Resistance to Change: People may be comfortable with the status quo and resist new approaches. Mitigation involves clear communication, involving stakeholders in the process, and showing the benefits of the new idea.
Resource Allocation: New ideas might require significant resources, which could strain existing budgets and manpower. Mitigate this by careful planning, phased implementation, and budgeting.
Implementation Challenges: There may be technical or practical challenges in executing the idea. Mitigate this by having a robust project management process, including piloting the idea and contingency planning.
Outcome Uncertainty: There's always the risk that a new idea won't deliver the expected results. To mitigate this, conduct thorough research and feasibility studies, and set realistic and measurable goals.
Cultural Misalignment: New ideas must fit within the cultural context of an organization. Ensure compatibility or work towards cultural adaptation where necessary.
Scaling Issues: An idea that works well on a small scale might not scale effectively. Pilot studies and scalability assessments can help mitigate this risk.
Regulatory or Legal Hurdles: There could be unforeseen legal issues. Mitigation involves conducting a comprehensive legal review before implementation.
Market Timing: Introducing a new concept either too early or too late can affect its success. Market analysis and strategic timing are key mitigative steps.
Intellectual Property: Ensure that the idea doesn’t infringe on existing patents and that its own IP is protected.
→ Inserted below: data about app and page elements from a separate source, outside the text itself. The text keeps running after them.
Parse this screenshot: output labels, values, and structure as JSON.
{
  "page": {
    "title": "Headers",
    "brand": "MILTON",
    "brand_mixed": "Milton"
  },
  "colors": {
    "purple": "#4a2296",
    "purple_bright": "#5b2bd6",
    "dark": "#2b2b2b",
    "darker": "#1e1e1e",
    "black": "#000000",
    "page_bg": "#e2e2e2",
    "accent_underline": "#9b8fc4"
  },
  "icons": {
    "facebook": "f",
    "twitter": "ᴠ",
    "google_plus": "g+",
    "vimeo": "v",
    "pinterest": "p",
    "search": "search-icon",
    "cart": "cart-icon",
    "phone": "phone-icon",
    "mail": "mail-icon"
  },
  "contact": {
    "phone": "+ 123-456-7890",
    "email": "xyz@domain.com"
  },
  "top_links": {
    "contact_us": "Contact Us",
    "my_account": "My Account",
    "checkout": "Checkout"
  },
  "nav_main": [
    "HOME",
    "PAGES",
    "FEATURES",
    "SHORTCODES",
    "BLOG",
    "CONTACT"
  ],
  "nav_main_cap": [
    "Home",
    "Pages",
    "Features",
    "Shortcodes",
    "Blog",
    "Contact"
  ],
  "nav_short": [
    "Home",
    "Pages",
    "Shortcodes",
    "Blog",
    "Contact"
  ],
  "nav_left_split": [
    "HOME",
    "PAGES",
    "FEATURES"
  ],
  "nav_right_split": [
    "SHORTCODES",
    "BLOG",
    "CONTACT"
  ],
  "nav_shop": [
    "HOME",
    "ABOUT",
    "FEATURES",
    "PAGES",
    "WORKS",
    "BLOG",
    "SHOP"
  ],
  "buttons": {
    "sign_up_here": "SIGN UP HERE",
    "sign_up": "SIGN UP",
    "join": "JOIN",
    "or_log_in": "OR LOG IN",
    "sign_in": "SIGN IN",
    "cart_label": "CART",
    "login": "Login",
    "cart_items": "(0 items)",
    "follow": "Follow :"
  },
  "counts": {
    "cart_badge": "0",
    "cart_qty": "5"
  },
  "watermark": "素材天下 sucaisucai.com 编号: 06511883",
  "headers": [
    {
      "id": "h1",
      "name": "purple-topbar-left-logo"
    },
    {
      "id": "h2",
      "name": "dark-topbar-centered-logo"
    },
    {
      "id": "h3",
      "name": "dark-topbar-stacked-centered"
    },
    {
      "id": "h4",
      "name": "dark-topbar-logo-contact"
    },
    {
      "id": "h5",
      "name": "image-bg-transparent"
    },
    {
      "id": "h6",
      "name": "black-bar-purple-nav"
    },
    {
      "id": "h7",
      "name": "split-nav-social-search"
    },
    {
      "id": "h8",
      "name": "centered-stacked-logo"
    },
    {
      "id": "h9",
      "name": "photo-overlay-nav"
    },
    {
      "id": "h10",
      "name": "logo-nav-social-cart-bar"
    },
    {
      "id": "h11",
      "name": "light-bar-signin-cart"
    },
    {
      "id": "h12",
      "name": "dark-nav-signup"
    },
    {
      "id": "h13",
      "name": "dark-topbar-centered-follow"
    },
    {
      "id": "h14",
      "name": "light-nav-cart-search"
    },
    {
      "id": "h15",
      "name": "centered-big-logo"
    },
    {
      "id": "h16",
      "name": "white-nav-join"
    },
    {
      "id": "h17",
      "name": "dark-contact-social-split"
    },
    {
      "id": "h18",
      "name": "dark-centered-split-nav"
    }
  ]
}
By carefully assessing risks, involving key stakeholders, and planning for potential setbacks, organizations can better position themselves to successfully implement new ideas.